Republican lawmakers have called on the U.S. Department of Justice to thoroughly investigate whether Binance and Tether are potentially providing support to terrorism funding in the wake of recent attacks in Israel.
In a joint letter dated Thursday, Senator Cynthia Lummis, representing Wyoming, and Representative French Hill from Arkansas, urged the Justice Department to conduct a comprehensive assessment of the extent to which Binance and Tether might be violating sanctions laws and the Bank Secrecy Act by aiding terrorism. Their letter emphasized the need for swift action against both companies to disrupt the flow of funds to terrorists targeting Israel.
“To that end, we strongly support swift action by the Department of Justice against Binance and Tether to choke off sources of funding to the terrorists currently targeting Israel,” the lawmakers said.
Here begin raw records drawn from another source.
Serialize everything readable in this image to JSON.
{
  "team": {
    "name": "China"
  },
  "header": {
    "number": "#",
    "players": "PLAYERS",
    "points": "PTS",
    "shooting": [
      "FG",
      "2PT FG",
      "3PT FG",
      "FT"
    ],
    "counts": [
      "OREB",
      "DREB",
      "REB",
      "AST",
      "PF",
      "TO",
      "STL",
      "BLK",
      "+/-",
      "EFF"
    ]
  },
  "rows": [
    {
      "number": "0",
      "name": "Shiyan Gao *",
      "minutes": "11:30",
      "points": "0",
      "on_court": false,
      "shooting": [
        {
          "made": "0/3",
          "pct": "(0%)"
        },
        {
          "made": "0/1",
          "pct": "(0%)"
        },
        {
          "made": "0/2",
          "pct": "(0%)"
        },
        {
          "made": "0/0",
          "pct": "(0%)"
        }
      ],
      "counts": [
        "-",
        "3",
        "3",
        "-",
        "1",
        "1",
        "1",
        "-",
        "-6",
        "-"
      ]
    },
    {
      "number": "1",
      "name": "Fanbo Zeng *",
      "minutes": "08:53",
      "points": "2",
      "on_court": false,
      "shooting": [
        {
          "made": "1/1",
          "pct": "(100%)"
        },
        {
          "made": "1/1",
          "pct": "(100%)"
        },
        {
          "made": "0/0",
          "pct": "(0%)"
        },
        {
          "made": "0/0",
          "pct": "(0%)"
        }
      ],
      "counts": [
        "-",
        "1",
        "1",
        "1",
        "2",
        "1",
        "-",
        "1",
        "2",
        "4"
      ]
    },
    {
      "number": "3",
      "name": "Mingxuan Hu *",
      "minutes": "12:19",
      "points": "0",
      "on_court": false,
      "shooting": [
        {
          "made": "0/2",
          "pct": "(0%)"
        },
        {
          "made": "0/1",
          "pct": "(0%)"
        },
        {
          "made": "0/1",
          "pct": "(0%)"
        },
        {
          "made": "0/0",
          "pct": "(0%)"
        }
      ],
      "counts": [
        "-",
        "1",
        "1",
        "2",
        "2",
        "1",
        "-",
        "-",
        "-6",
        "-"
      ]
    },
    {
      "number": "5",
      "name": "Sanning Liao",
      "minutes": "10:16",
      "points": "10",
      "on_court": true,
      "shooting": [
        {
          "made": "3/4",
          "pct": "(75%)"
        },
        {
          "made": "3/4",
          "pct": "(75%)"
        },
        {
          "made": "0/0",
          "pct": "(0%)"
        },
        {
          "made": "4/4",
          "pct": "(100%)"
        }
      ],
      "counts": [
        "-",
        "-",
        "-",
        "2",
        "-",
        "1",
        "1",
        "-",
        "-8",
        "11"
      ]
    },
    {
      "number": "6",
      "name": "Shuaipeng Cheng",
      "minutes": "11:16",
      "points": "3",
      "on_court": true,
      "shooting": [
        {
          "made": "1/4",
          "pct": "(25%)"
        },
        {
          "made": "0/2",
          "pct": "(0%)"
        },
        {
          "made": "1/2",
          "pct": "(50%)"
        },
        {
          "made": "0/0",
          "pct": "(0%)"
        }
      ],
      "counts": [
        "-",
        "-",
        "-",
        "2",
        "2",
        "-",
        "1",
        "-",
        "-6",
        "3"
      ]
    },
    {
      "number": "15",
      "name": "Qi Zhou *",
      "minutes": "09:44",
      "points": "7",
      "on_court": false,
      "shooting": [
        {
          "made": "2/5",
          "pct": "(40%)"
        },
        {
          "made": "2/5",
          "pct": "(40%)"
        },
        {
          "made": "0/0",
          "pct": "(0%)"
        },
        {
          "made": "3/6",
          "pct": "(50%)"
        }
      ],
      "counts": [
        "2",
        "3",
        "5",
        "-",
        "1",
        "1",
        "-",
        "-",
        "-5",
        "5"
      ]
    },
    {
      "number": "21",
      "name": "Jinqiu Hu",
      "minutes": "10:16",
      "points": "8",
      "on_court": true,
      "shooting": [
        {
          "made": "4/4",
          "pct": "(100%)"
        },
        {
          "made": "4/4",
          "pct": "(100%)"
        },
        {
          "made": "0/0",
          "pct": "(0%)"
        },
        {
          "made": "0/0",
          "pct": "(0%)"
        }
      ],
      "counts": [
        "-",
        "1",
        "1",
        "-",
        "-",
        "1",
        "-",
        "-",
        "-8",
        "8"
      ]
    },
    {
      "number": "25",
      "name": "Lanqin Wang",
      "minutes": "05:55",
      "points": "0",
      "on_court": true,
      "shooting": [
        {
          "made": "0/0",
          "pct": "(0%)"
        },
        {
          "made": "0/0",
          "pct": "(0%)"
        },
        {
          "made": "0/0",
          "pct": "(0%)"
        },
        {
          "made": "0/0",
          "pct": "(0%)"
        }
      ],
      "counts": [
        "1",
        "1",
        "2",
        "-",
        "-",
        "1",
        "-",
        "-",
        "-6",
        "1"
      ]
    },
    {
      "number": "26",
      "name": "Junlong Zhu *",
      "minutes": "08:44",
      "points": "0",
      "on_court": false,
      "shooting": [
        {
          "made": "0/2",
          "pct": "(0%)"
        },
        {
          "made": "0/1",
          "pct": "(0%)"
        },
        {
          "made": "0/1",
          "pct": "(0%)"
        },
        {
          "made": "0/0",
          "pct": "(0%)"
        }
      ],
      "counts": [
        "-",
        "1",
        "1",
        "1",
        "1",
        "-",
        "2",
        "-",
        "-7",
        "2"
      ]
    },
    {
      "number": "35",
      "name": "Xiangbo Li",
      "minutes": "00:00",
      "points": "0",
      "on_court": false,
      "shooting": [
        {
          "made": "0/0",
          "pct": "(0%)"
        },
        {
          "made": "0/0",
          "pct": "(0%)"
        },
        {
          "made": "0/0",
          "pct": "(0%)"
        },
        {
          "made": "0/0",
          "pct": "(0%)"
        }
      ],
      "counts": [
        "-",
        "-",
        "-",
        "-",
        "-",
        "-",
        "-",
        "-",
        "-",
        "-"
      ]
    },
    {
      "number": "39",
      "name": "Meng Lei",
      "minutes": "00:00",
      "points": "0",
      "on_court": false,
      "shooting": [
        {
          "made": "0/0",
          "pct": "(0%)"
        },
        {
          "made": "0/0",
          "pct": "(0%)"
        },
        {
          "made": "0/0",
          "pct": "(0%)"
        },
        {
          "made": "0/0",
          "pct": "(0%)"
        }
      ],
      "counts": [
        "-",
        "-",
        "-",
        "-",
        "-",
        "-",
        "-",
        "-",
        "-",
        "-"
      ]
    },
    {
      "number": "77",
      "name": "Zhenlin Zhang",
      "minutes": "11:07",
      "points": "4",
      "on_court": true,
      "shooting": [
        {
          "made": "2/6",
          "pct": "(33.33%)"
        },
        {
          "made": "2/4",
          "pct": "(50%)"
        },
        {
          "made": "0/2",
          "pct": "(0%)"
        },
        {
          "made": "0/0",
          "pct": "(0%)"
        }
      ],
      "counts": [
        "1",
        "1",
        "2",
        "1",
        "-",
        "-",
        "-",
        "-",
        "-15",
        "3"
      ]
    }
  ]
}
The lawmakers specifically called upon Attorney General Merrick Garland to make a charging decision regarding Binance that reflects the company’s level of culpability. They also urged the expedited conclusion of investigations into ongoing illicit activities related to Tether.
While not a direct response, Tether seems to be unfazed by the recent development, with incoming CEO Paolo Ardoino saying the company is “proud of the work we do to stop illicit activity.” Instead, Ardoino blames The Wall Street Journal’s story as a “deceitful article [tricking] good actors with false information.”
It is worth noting that more than a year ago, Tether chose not to blacklist accounts associated with Tornado Cash, which was then just freshly sanctioned by the Treasury Department over alleged laundering billions of dollars’ worth of digital assets stolen in virtual heists tied to rogue foreign regimes and criminals.
“Tether has not been contacted by U.S. officials or law enforcement with a request,” Ardoino said at the time.
Over the past year, both Tether and Binance have faced increased scrutiny from regulators. The Commodity Futures Trading Commission (CFTC) took legal action against Binance and its CEO, Changpeng “CZ” Zhao, for alleged violations of federal laws. The CFTC’s complaint highlighted the exchange’s lax approach to compliance.
Tether, too, faced penalties from the CFTC in 2021 for issues related to its stablecoin USDT. Notably, Tether recently froze 32 addresses controlled by Hamas and Russian-linked entities in Israel and Ukraine, as reported by the Financial Times.
Lummis and Hill stressed that Tether’s actions appear to knowingly facilitate violations of sanctions and the Bank Secrecy Act by not conducting adequate customer due diligence and screenings, despite being aware of the potential misuse of their product in terrorism and other illicit activities.
Both lawmakers, who have expressed support for cryptocurrency and distributed ledger technology, underscored in their letter that many crypto intermediaries are actively working to comply with U.S. sanctions and anti-money laundering laws. They view these regulations as necessary to harness the full potential of crypto assets and distributed ledger technology for responsible innovation.
Information for this story was found via The Block and the sources mentioned. The author has no securities or affiliations related to the organizations discussed. Not a recommendation to buy or sell. Always do additional research and consult a professional before purchasing a security. The author holds no licenses.